If England seek an example of how quickly fortunes can turn, then Northampton provided one in the Aviva Premiership last night. After a fortnight of European rugby they would rather forget, they took on the champion club - who had won 19 of their previous twenty Premiership games - and gave them the worst drubbing they have suffered for many a day.
With a wonderful display of accuracy and opportunism, Northampton scored three first-half tries and did much to eradicate the desperate perception of English rugby which exists after the negativity of the past week. Saracens played their part and the game demonstrated the domestic game's best qualities, in which both sides looked for a game of width and skill.
Inevitably, the gaping holes in the England fabric remain an issue: the name of Jim Mallinder (pictured), Northampton's director of rugby, will continue to be linked to the England coaching job while Tom Wood, man of the match against Saracens, is a live candidate to be the next captain.
Mallinder, far more comfortable talking about his players than his own prospects, emphasised the leadership skills that Wood produces every day for Northampton: "I don't want to criticise England selection... but what I do know is that Tom for us is an outstanding rugby player and I would want him in my team any day," he said.
As for the vacant England coaching role, Mallinder says it would be an honour to be offered the chance but that no such offer had been made: "At some stage in my career I would love to coach England," he said. "It would have to be an unbelievable offer for me to leave what we have here." Nor was he talking about money, rather about the terms and conditions of the job.
Northampton's success carried them to fourth place in the table, reminding a packed house of last season's charge to the Heineken Cup final, and ended the run of five Premiership wins by Saracens in this fixture. Here, though, they hit the buffers against a Northampton team driven by the tempo of Lee Dickson's game at scrum-half and the tactical nous of Ryan Lamb, his half-back partner.
Dickson, in his 100th game for the club, scored the first of his side's three tries.

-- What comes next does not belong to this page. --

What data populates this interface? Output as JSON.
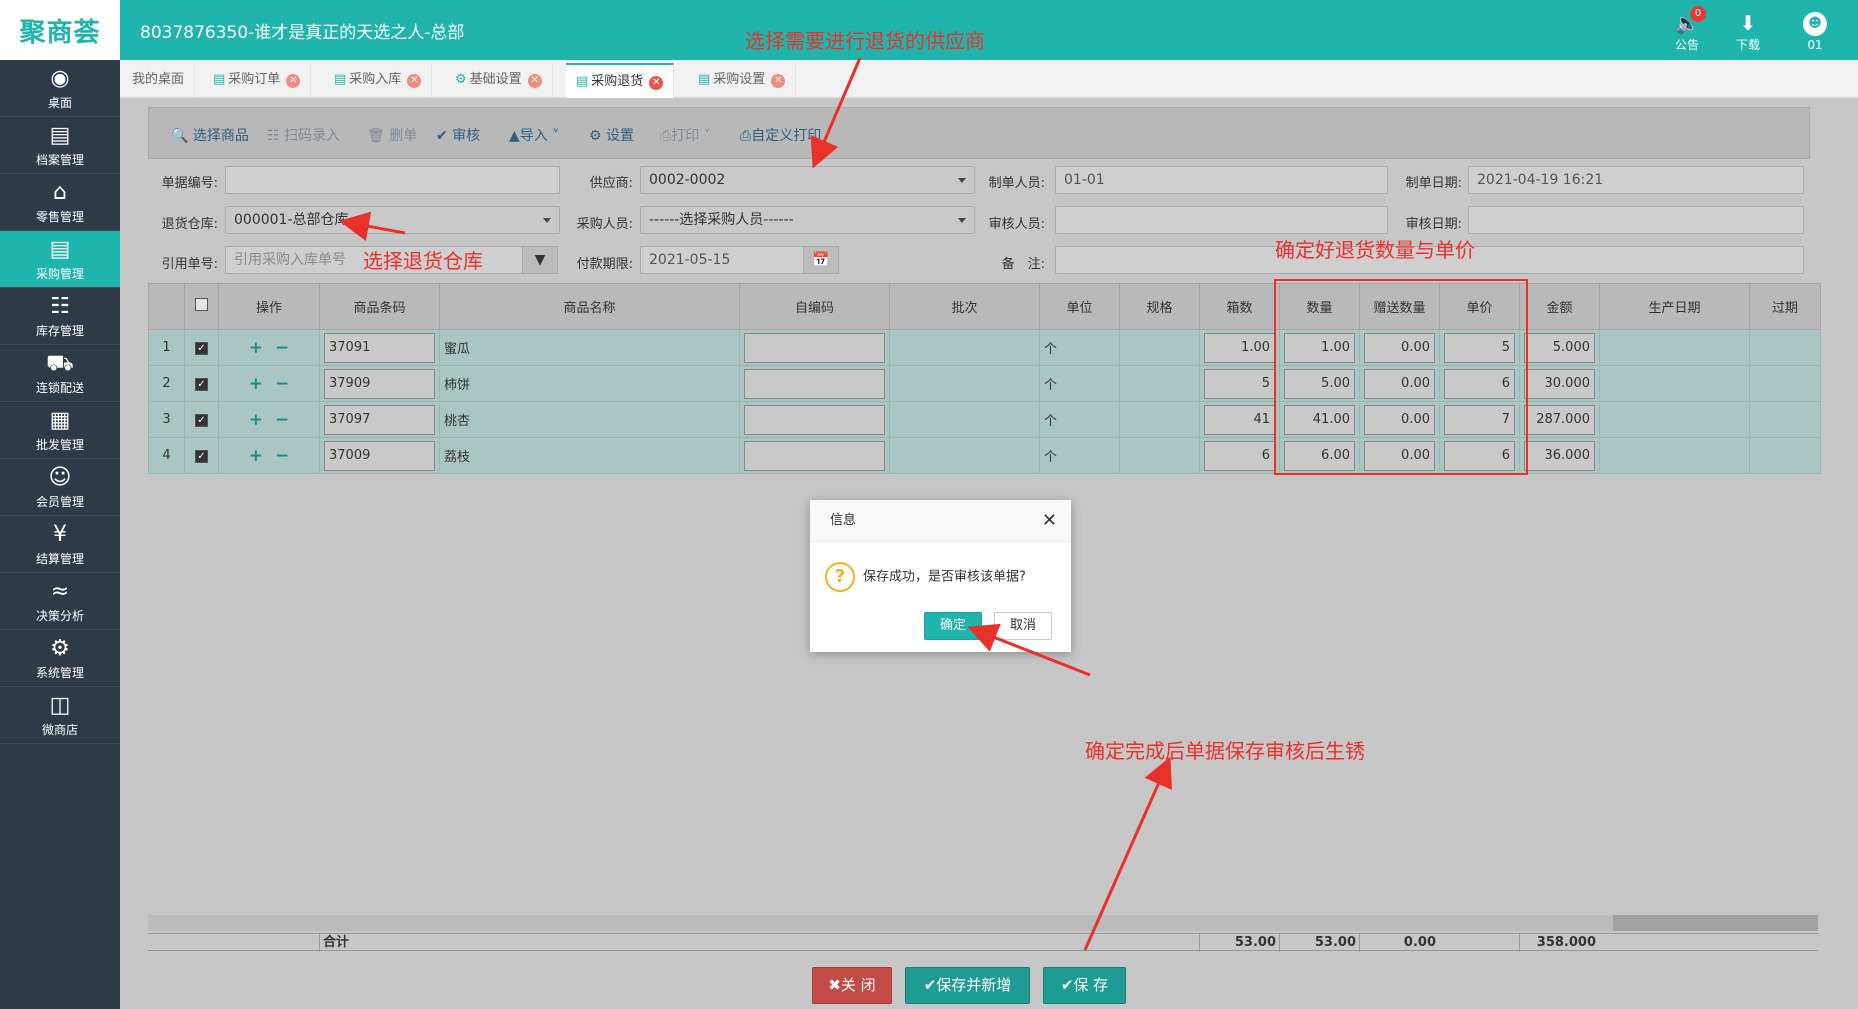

Lamb played with his head up and looked a far better prospect than Owen Farrell, his opposite number. Farrell had one of those days when his line kicking lacked accuracy and when his passing only seemed to provide Northampton with opportunities to test their aggressive defence, meat and drink to a voracious home back row.
Ben Foden created the first try, running powerfully before George Pisi weighed in twice on the left and Dickson finished. Pisi enjoyed himself at centre, never more so than when James Downey off-loaded wonderfully well in the tackle, giving Pisi time and space to step round David Strettle and outstrip the cover for the second try.
The third came when Phil Dowson was driven over from a close-range line-out and, with Lamb adding a drop-goal to his three conversions, the bonus-point try in the second half seemed inevitable. But Saracens tightened their game, dominated territory, leaving Ernst Joubert to have the last word with a try.
Northampton B Foden; C Ashton, G Pisi (J Clarke, 73), J Downey, J Elliott; R Lamb (S Myler, 63), L Dickson (M Roberts, 59); S Tonga'uiha (A Waller, 59), D Hartley (captain; M Haywood, 68), P Doran-Jones (B Mujati, 52), C Lawes (S Manoa, 63), M Sorenson, P Dowson, R Wilson (B Nutley, 68), T Wood.
Saracens A Goode; D Strettle (A Powell, 52), C Wyles, B Barritt, J Short (D Taylor, 77); O Farrell, B Spencer (L Baldwin, 64); R Gill (D Carstens, 52), J Smit (J George, 59), C Nieto (M Stevens, 41), S Borthwick (captain), M Botha (G Kruis, 52), K Brown (J Wray, 59), E Joubert, J Burger.
Referee D Pearson (Northumberland).
Tries: Dickson, Pisi, Downton
Cons: Lamb 3
Pens: Lamb 2
Drop goal: Lamb